The Haunting of Hill House was a family story. The Crains came together to reckon with ghosts of their past and their own fragmented present. It's a tale as old as time, but it's not the only spooky tale out there. For the follow-up to the hit series, The Haunting of Bly Manor, showrunner Mike Flanagan have turned every aspect of that formula inside out with impressive — and terrifying — results.
The Haunting of Bly Manor is not about family. At least, it's not about biological family. Every person living in the eponymous manor is separated from a loved one, whether through death, disease, or trauma. Their story is told to a family on the night before a wedding in a framing device borrowed effectively from the source material: Henry James' 1898 horror novella, The Turn of the Screw.
The narrator recounts the story of an American teacher who, in 1987, takes a job as an au pair in the English countryside to escape her own past. What at first seems like an idyllic life watching over two precocious children slowly, like a frog in boiling water, becomes a living nightmare.
Each of the series' nine episodes isn't formally distributed to the various characters. Instead, each chapter focuses on a different aspect of the past, whether it's young Miles' attempts at getting sent home from boarding school, au pair Dani's journey from America to Britain, or even the previous au pair Miss Jessel's unfortunate death. Each of these are explored through the narrative frame as if they were memories.

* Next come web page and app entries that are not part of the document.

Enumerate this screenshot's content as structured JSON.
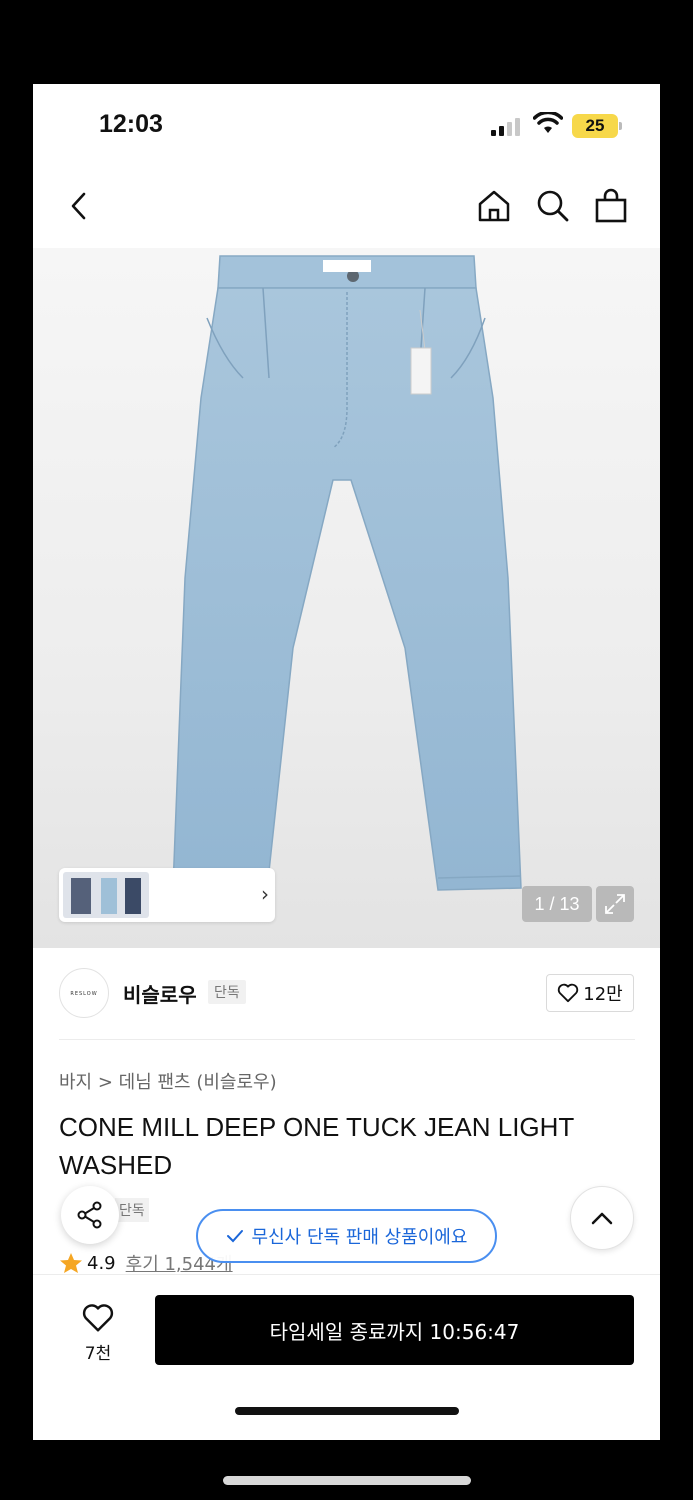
{
  "status": {
    "time": "12:03",
    "battery": "25"
  },
  "gallery": {
    "counter": "1 / 13"
  },
  "brand": {
    "logo_text": "RESLOW",
    "name": "비슬로우",
    "badge": "단독",
    "likes": "12만"
  },
  "product": {
    "breadcrumb": "바지 > 데님 팬츠 (비슬로우)",
    "title": "CONE MILL DEEP ONE TUCK JEAN LIGHT WASHED",
    "tag": "단독",
    "rating": "4.9",
    "reviews": "후기 1,544개"
  },
  "toast": "무신사 단독 판매 상품이에요",
  "bottom": {
    "wish_count": "7천",
    "buy_label": "타임세일 종료까지 10:56:47"
  },
  "colors": {
    "accent_blue": "#1a66d9",
    "star": "#f5a623",
    "denim": "#9fc0d8"
  }
}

The Haunting of Bly Manor is probably Netflix's most thematically driven original series. Almost every scene and shot is informed by the show's mission to explore grief, memory, and escapism. Every character's loss is dealt with in a different way — faith, denial, or, in extreme cases, conversing with the dead.
These themes build over the course of the series until they reach a boiling point in an episode that almost completely abandons the 1987 story altogether. It’s a risk, but it completely pays off. A “standalone” episode can make or break a series, and the one included in Bly Manor can stand with Castle Rock’s “The Queen” or Bojack Horseman’s “Free Churro” among the best ever written.

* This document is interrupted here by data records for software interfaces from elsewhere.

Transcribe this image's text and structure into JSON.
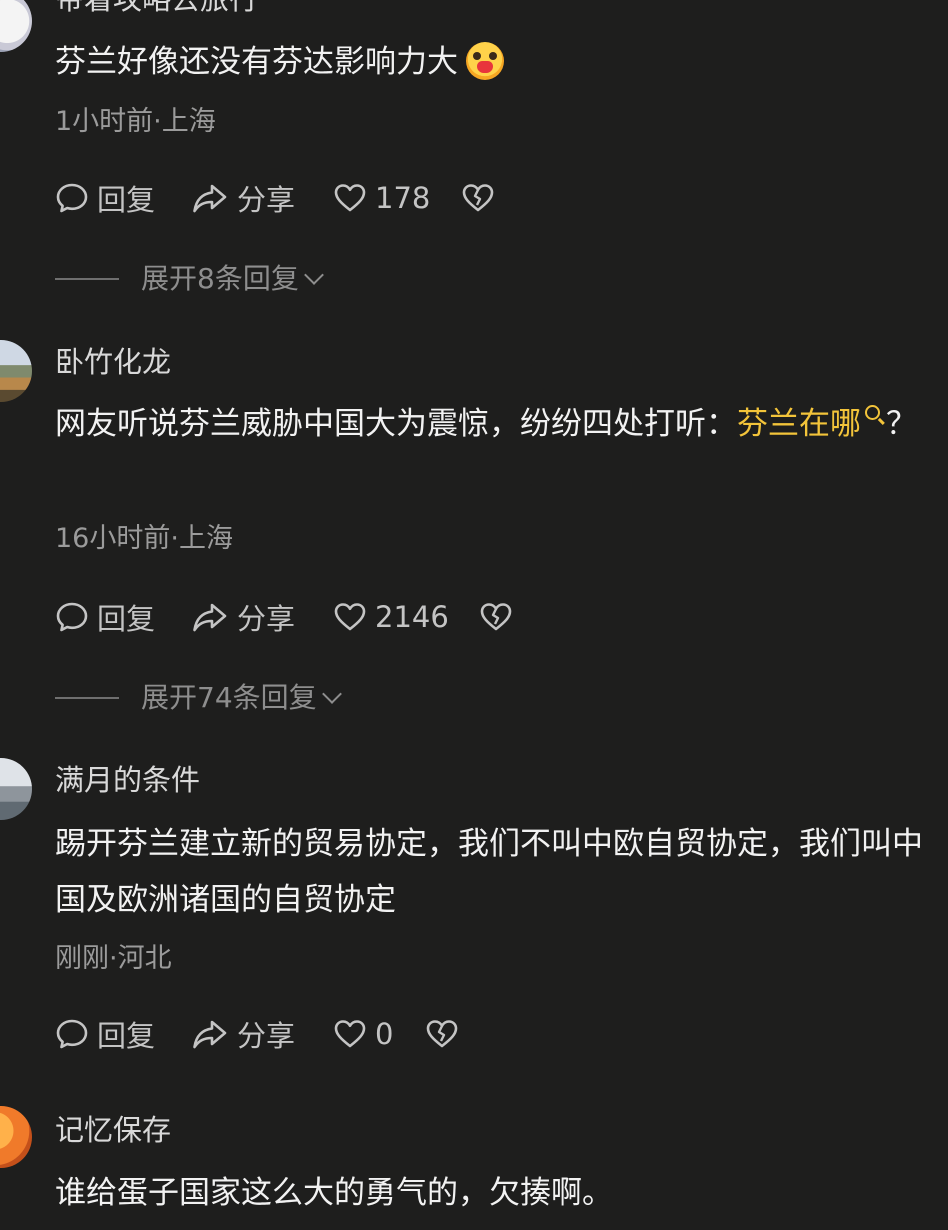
{
  "comments": [
    {
      "username": "带着攻略去旅行",
      "text": "芬兰好像还没有芬达影响力大",
      "meta": "1小时前·上海",
      "reply_label": "回复",
      "share_label": "分享",
      "likes": "178",
      "expand": "展开8条回复"
    },
    {
      "username": "卧竹化龙",
      "text_before": "网友听说芬兰威胁中国大为震惊，纷纷四处打听：",
      "text_link": "芬兰在哪",
      "text_after": "？",
      "meta": "16小时前·上海",
      "reply_label": "回复",
      "share_label": "分享",
      "likes": "2146",
      "expand": "展开74条回复"
    },
    {
      "username": "满月的条件",
      "text": "踢开芬兰建立新的贸易协定，我们不叫中欧自贸协定，我们叫中国及欧洲诸国的自贸协定",
      "meta": "刚刚·河北",
      "reply_label": "回复",
      "share_label": "分享",
      "likes": "0"
    },
    {
      "username": "记忆保存",
      "text": "谁给蛋子国家这么大的勇气的，欠揍啊。"
    }
  ],
  "colors": {
    "background": "#1e1e1d",
    "highlight": "#f3c43a",
    "meta": "#9b9b9b"
  },
  "icons": [
    "comment-icon",
    "share-icon",
    "heart-icon",
    "broken-heart-icon",
    "search-icon",
    "chevron-down-icon",
    "emoji-icon"
  ]
}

While there are scares galore (though only one true jumpscare), at its conclusion, Bly Manor is a love story. Sometimes the love is twisted and unhealthy, sometimes it's familial, sometimes it's forbidden, but every story is about love's stubborn way of sticking around.

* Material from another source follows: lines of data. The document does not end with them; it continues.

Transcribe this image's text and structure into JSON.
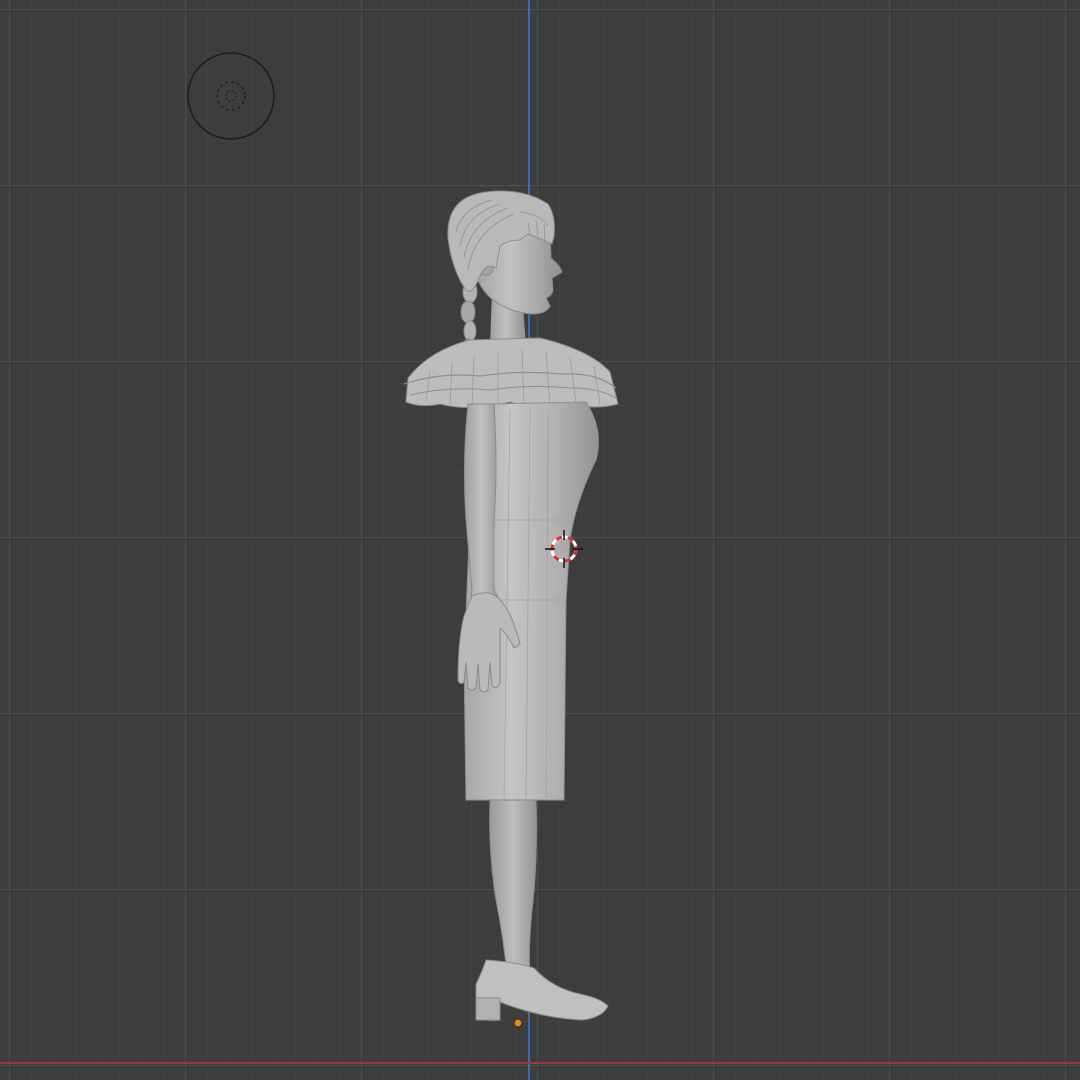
{
  "viewport": {
    "view": "right-orthographic",
    "background_color": "#3d3d3d",
    "minor_grid_color": "#474747",
    "major_grid_color": "#555555",
    "z_axis_color": "#3a6fb0",
    "y_axis_color": "#9a3a40"
  },
  "scene": {
    "model": "female-figure-in-dress",
    "model_color": "#b6b6b6",
    "model_shadow_color": "#8e8e8e",
    "objects": [
      "camera-object",
      "3d-cursor",
      "origin-point",
      "character-mesh"
    ],
    "origin_color": "#e8891c",
    "cursor_colors": [
      "#e03030",
      "#ffffff"
    ]
  }
}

Unlike 90 percent of drama TV series involving children, the child actors nimbly tread the fine line between believable and adorable, even when they're supposed to be acting like adults. The rest of the cast plays every line with a haunting paranoia, and it's a delight to watch.
The main takeaway from Haunting of Bly Manor is how we treat our own memories. Do we revisit them as a coping mechanism or as an unhealthy escape? Are they something to be tucked away or a source of comfort to run away? What happens when those memories fade?
In one scene, the manor's resident chef, Owen, discusses his mother, who's suffering from dementia, saying she's been gone for a long time. This kind of gradual fade is where most of the scares in Bly Manor lie. What do you do when you know, in the end, you are going to be forgotten? At the end of it all, only one thing is left: stories, like the one framing the entire show. The ending is hard-won, and it's a heartfelt tearjerker.
The Haunting of Bly Manor isn't your average horror series. It's something you realize isn't scary until it's three hours later when you're still contemplating your own mortality. It's also so saturated in love, found family, and joy that you don't really mind the memento mori. As long as you have the moment.
The Haunting of Bly Manor premieres on Netflix October 9.